#### 6. Conclusion

The auxiliary equation approach has effectively been implemented to the modified Zakharov–Kuznetsov and the (2 + 1)-dimensional Calogero–Bogoyavlenskii–Schiff models in this article. The established wave solutions are further generic than the reachable results in the literature and for distinct values of the associated parameters standard solutions are originated and a few existing solutions are restored. In this study, it is established diverse solutions and the established traveling wave solutions are constructed through trigonometric, exponential, and hyperbolic functions and their integration. The accuracy of the investigated solutions have been verified by placing them into their original models and found accurate. From the analysis, it is perceived that the auxiliary equation approach can be used to study the further nonlinear evolution models that frequently occur in physics, mathematical physics, engineering, and other scientific real-time application fields. The ascertained solutions have revealed that the auxiliary equation method is an effective algorithm, powerful, further generalized, and can be utilized to arrange the wave velocity. In this study, we examine the exact solutions of the nonlinear mZK and CBS equations but it might assert that the approach can be implemented for other NLEEs. Therefore, in future, we can investigate the exact solutions of other NLEEs, such as the Calogero–Degasperis (CD) model, the Zakharov–Kuznetsov–Benjamin–Bona–Mahony (ZK-BBM) model, the (3 + 1)-dimensional Boiti–Leon–Manna–Pempinelli equation and some others by means of the auxiliary equation method.

#### Appendix

#### A. Bekir [45] Solutions

The solution of Bekir [45], investigated by the -expansion method for the modified Zakharov–Kuznetsov (mZK) model are scheduled as follows:

#### B. Taha et al. [46] Solutions

The solution of Taha et al. [46], examined by the modified tanh-function method for the Calogero–Bogoyavlenskii–Schiff (CBS) model are arranged as follows:

#### Data Availability

The data used to support the findings of this study are included within the article.

#### Conflicts of Interest

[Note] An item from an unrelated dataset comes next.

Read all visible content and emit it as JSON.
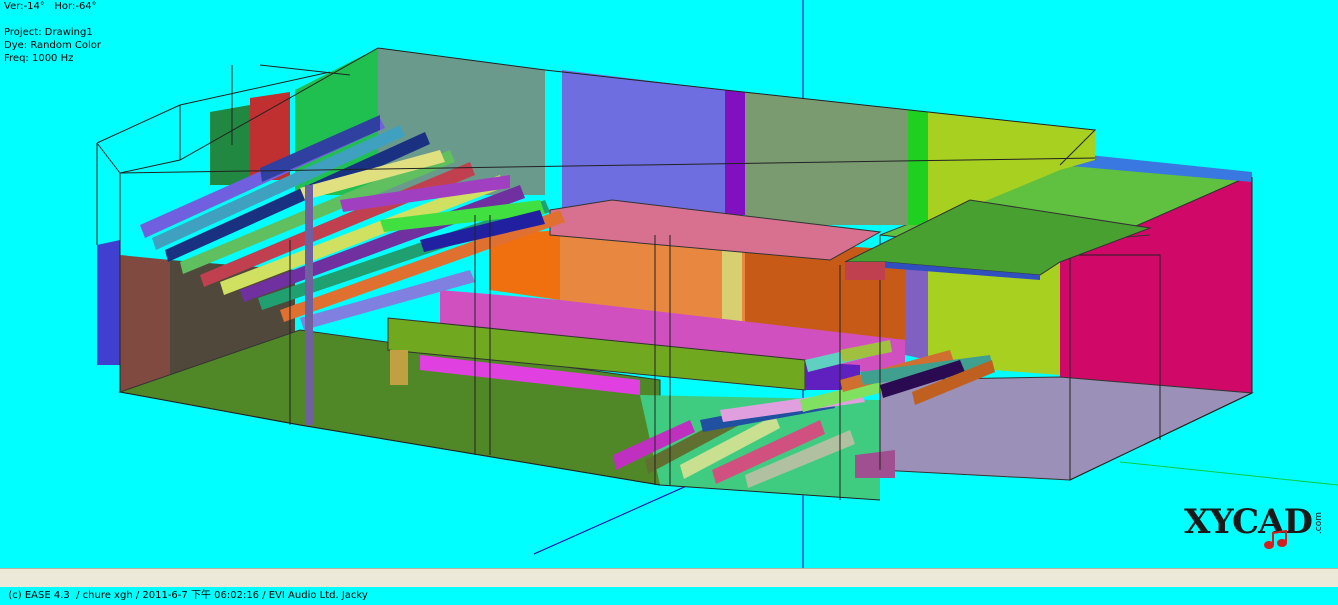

The authors declare that they have no conflicts of interest.

#### Acknowledgments

The authors would like to express their sincere thanks to the anonymous referees for their valuable comments and suggestions.